CNN Laments Medical Marijuana's Illegality: 'Can't A Stroke of the Pen Change This Problem?'
On Friday's This Hour, CNN's John Berman bemoaned how medical marijuana is still illegal in many jurisdictions, and hinted that executive action needed be taken to fix this situation. After noting that "one of the problems right now is the federal law," Berman asked, "Can't they change this? Can't a stroke of the pen change this problem?"
Doctor Sanjay Gupta also played up how people with chronic illnesses are affected by this federal regulation, and underlined its apparent damaging impact: [MP3 audio available here; video below]
DR. SANJAY GUPTA: ...[T]he patients out there, especially the parents of these children – I mean, they're incredibly frustrated. They live in their home states, where...they don't have access to these medications. They see it potentially working for their kids, but they can't get it. So, it's really frustrating...I use the word 'draconian'...and it's not a word I use very often. It's probably an overused word, but I think it perfectly describes this. It's – we feel like we have gone back to the Dark Ages, where politics has trumped science.
Berman introduced his pre-taped segment with Gupta by spotlighting how "our Doctor Sanjay Gupta made news last year, after publicly changing his stance on medical marijuana....In Dr. Gupta's new CNN op-ed, he writes, 'I am more convinced than ever that it is irresponsible to not provide the best care we can, care that often may involve marijuana. I am not backing down on medical marijuana. I am doubling down.' In his piece, Sanjay says that science showing the benefits of medical marijuana is solid – today more than ever."
Doctor Gupta used "draconian" and "Dark Ages" labeling mere moments into his appearance. Berman continued with a lament of his own: "There are times when it seems like there's a failure to look at the whole issue. The demonization, in some cases, of pot makes it difficult to have this responsible conversation on a clinical level." He then zeroed in on how the CNN medical correspondent, in his opinion piece, wrote that "we shouldn't even use the word 'marijuana.' Let's call it something completely different."
Gupta contended that "marijuana was a pejorative term almost since it was used – initially. It was to conjure up images of these sex-crazed teenagers and 'reefer madness.'" He then pointed out that "cannabis is the scientific name. And when I've had these conversations with scientists...who have been – not only studying this, but some of them have dedicated their life's research to this topic. They call it cannabis....It gives it, I think, the respect that it deserves. And I think – look, it's a small thing, but I think it goes a long way towards changing the discussion."
The CNN journalist also gave his examples of how people are affected by the federal ban of marijuana:

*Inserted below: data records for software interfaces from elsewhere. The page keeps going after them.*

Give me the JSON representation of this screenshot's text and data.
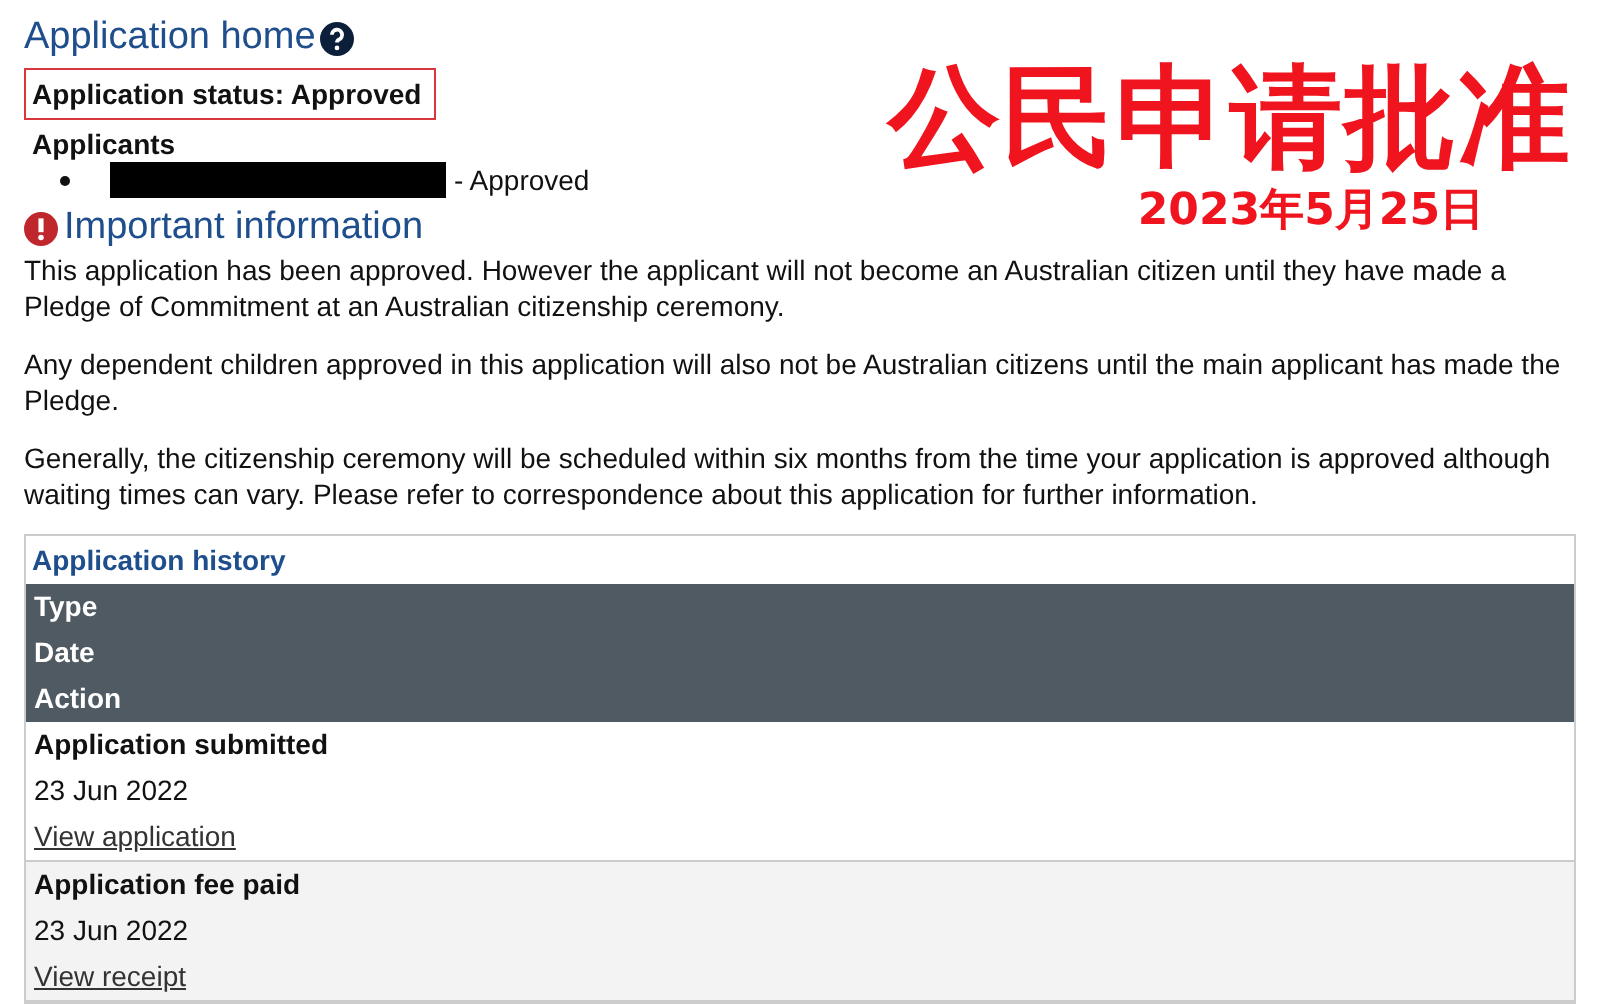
{
  "page": {
    "title": "Application home",
    "status": "Application status: Approved",
    "applicants_heading": "Applicants",
    "applicants": [
      {
        "status": "- Approved"
      }
    ]
  },
  "important": {
    "heading": "Important information",
    "paragraphs": [
      "This application has been approved. However the applicant will not become an Australian citizen until they have made a Pledge of Commitment at an Australian citizenship ceremony.",
      "Any dependent children approved in this application will also not be Australian citizens until the main applicant has made the Pledge.",
      "Generally, the citizenship ceremony will be scheduled within six months from the time your application is approved although waiting times can vary. Please refer to correspondence about this application for further information."
    ]
  },
  "overlay": {
    "headline": "公民申请批准",
    "date": "2023年5月25日"
  },
  "history": {
    "title": "Application history",
    "columns": [
      "Type",
      "Date",
      "Action"
    ],
    "rows": [
      {
        "type": "Application submitted",
        "date": "23 Jun 2022",
        "action": "View application"
      },
      {
        "type": "Application fee paid",
        "date": "23 Jun 2022",
        "action": "View receipt"
      }
    ]
  }
}
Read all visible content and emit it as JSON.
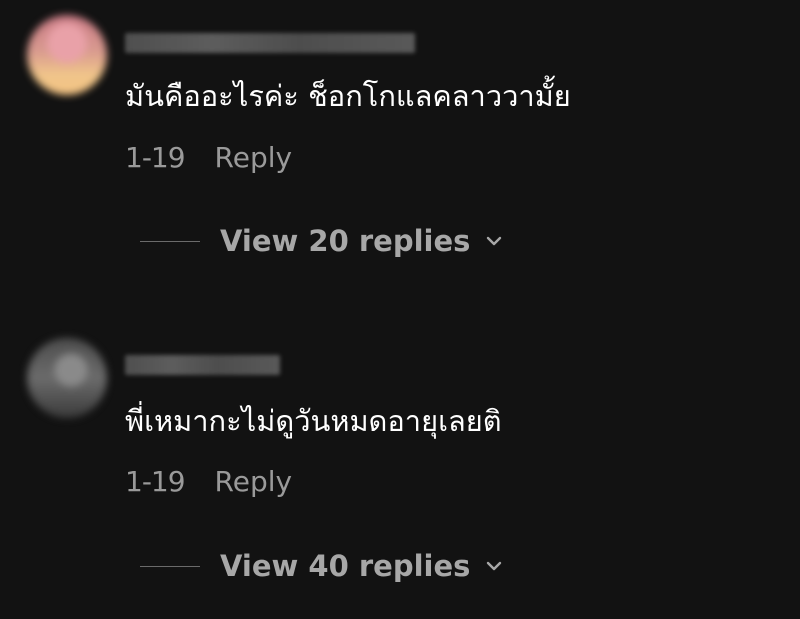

JOHN BERMAN: And you have spent time with so many people – in your first documentary and the second one, 'Weed 2' – for whom cannabis has made a huge, huge difference. What kind of impact?
GUPTA: You know, we show the kids with epilepsy – and those are clearly dramatic stories – and, you know, there's a situation now where the American Epilepsy Foundation has come out and said there are three million people who have epilepsy in the United States – of which about a third, a million, are treatment-resistant. So, modern medicine isn't doing it for them. They're looking for other options.
But look, there's others as well – because I don't want people to look at this and say, this is a rare kid – you know, treatment. Adults with pain – a woman with M.S. – you know, muscle spasms, and the pain so debilitating, she was confined to a wheelchair – she's now taking a medication made from cannabis – the whole plant of cannabis – in England. That medication is working for her. It's available in 25 countries. The United States is not one of them.
Berman used his "stroke of the pen" suggestion near the end of the segment. Gupta ended the segment with one more lamentation:
GUPTA: ...This is baffling to me. I mean, there are so many problems in the world. I really have to try to understand. I know there are so many nuances here. There is nothing about this that makes it a Schedule 1 substance. A Schedule 1 means it is in the most dangerous class of substances – the most addictive – the most highly abused substances, and has no medicinal value. Neither one of those statements are true here. This is – this is politics.
You know, 1936 – we joke about 'Refer Madness.' We're calling this documentary 'Cannabis Madness.' But 'Reefer Madness' had a huge impact on the way that we view marijuana. But I don't know what's galvanizing the opposition. It doesn't seem to break down along scientific lines; political lines; religious lines; gender or age. But yet, there is this thrust to not allow this to happen.
— Matthew Balan is a News Analyst at the Media Research Center. Follow Matthew Balan on Twitter.